Art: Karin Kuhlman
All Rights Reserved
An article in the Smithsonian
alluded to the Holy
Shroud of Turin.
The image of Christ
into a burial cloth.
A violent burst of energy.
in a closed space
blowing out boundaries.
Stories of an empty tomb.
Easter comes early
Daffodils explode in
the front garden,
sheltered by a warm wall.
A seed plummets to earth,
wrapped in a metal
Ejaculated from heaven,
it burrows into dank soil.
Combusted in another
surge of energy.
Months go by:
a year to the day.
Someone in the
types the letter on
a piece of onion-skin paper.
Words smudged by an
over-used ribbon tell
the woman to move on with her life.
The child will never call him
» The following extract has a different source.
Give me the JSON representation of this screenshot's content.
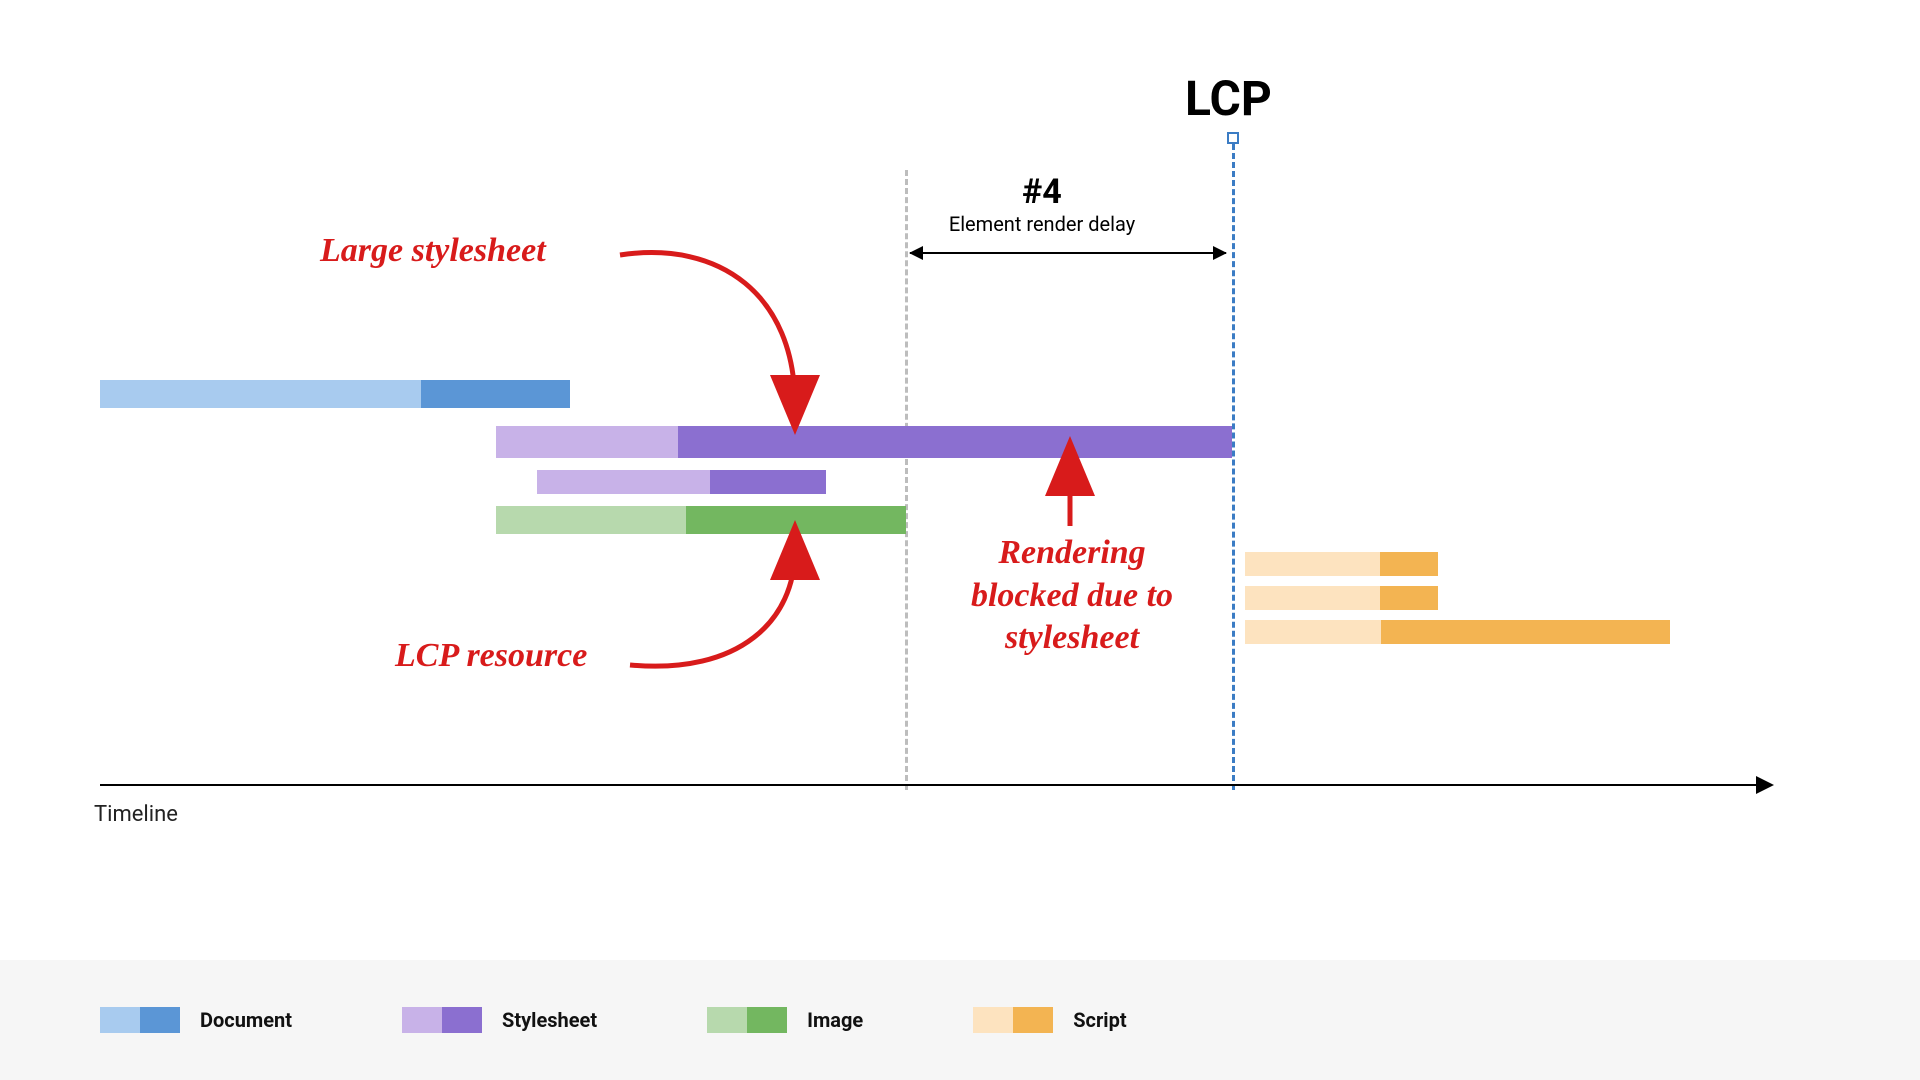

This is a poem that I’ve posted before on my poetry blog. I wrote it in a year in which Easter coincided with the anniversary of my father’s death. He was a B-24 pilot in WWII. I never knew him as I was only 3 months old at the time he was lost.
BBeginnings and Endings
The day before Christmas, the lifeless body of a robin
lay, supine, among clods of frozen dirt
in the bare, raised bed of our vegetable garden.
His breast, striated with not-quite crimson plumage—
plump, yet breathless, lay still, where only weeks ago
plump crimson tomatoes prospered, awaited harvesting.
I cradled his body in my hand, resting in the folds
of a plastic bag that, just yesterday, held apples,
tied it tight before consigning it to a barrel caching autumn leaves.
That night we sipped champagne, feted birth,
celebrated promises fulfilled again each day,
awaited the coming of light that would dispel the darkness.
Originally blogged on Victoria C. Slotto, Author
The Dark Night
When night is bathed in ebony
and even stars are wont to pierce
through veils of clouds,
you stumble forward,
grasping crumbled walls
that close you in.
Bleak thoughts now pummel you
like angry fists that rage against
injustice. You breathe oppressive air,
musty, stagnant, born of rank suspicion
that your need shall never know
relief, that hunger rests un-sated.
Today there is no morrow—
only haunting memories of days
unfolded without joy, Your faith
betrayed, you open wide your hand
and watch hope slip out between your
fingers, free of empty promises.
Tonight you stand alone,
shrouded by the chill of winter,
without clear vision. Death stretches
out his hand; you reach to take it,
but not before the nightingale sings.
This seemed to me like an appropriate poem for today, the beginning of winter, the solstice, the longest day of the year. Most of us have been through spiritual dark nights. Let’s never lose hope in the song to come.